[Dataset rows describing interfaces]
------
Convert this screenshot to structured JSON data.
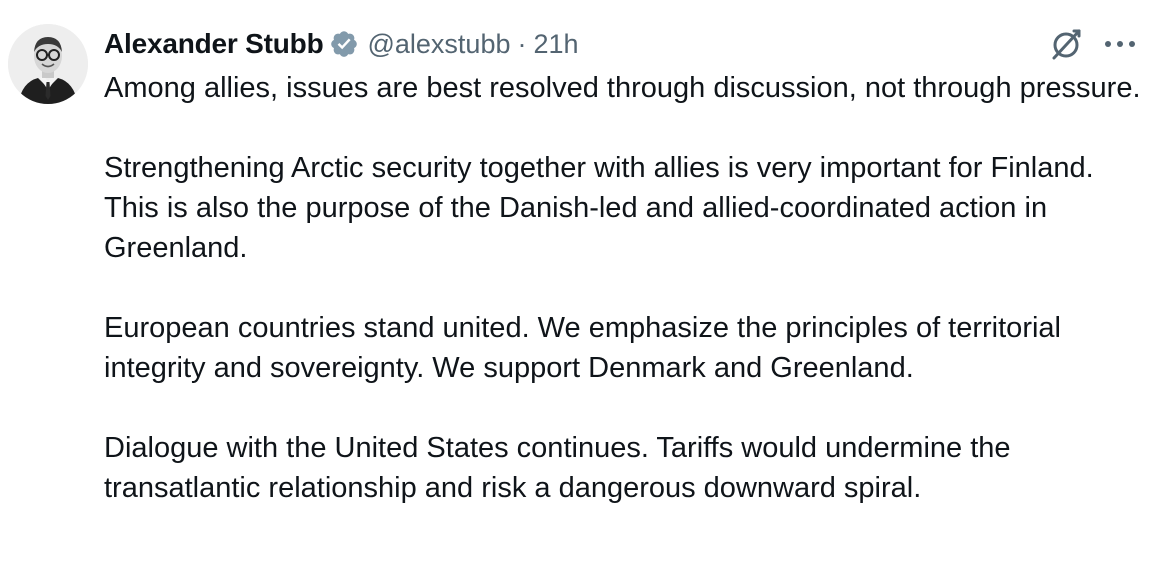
{
  "author": {
    "display_name": "Alexander Stubb",
    "handle": "@alexstubb",
    "separator": "·",
    "timestamp": "21h",
    "verified": true,
    "verified_badge_color": "#829aab",
    "avatar_icon": "profile-photo"
  },
  "actions": {
    "grok_icon": "grok-icon",
    "more_icon": "more-horizontal-icon"
  },
  "tweet": {
    "paragraphs": [
      "Among allies, issues are best resolved through discussion, not through pressure.",
      "Strengthening Arctic security together with allies is very important for Finland. This is also the purpose of the Danish-led and allied-coordinated action in Greenland.",
      "European countries stand united. We emphasize the principles of territorial integrity and sovereignty. We support Denmark and Greenland.",
      "Dialogue with the United States continues. Tariffs would undermine the transatlantic relationship and risk a dangerous downward spiral."
    ]
  },
  "colors": {
    "text_primary": "#0f1419",
    "text_secondary": "#536471",
    "background": "#ffffff"
  }
}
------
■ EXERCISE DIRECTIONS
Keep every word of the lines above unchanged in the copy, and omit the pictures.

■ RESPONSE AREA
Convert this screenshot to structured JSON data.
{
  "author": {
    "display_name": "Alexander Stubb",
    "handle": "@alexstubb",
    "separator": "·",
    "timestamp": "21h",
    "verified": true,
    "verified_badge_color": "#829aab",
    "avatar_icon": "profile-photo"
  },
  "actions": {
    "grok_icon": "grok-icon",
    "more_icon": "more-horizontal-icon"
  },
  "tweet": {
    "paragraphs": [
      "Among allies, issues are best resolved through discussion, not through pressure.",
      "Strengthening Arctic security together with allies is very important for Finland. This is also the purpose of the Danish-led and allied-coordinated action in Greenland.",
      "European countries stand united. We emphasize the principles of territorial integrity and sovereignty. We support Denmark and Greenland.",
      "Dialogue with the United States continues. Tariffs would undermine the transatlantic relationship and risk a dangerous downward spiral."
    ]
  },
  "colors": {
    "text_primary": "#0f1419",
    "text_secondary": "#536471",
    "background": "#ffffff"
  }
}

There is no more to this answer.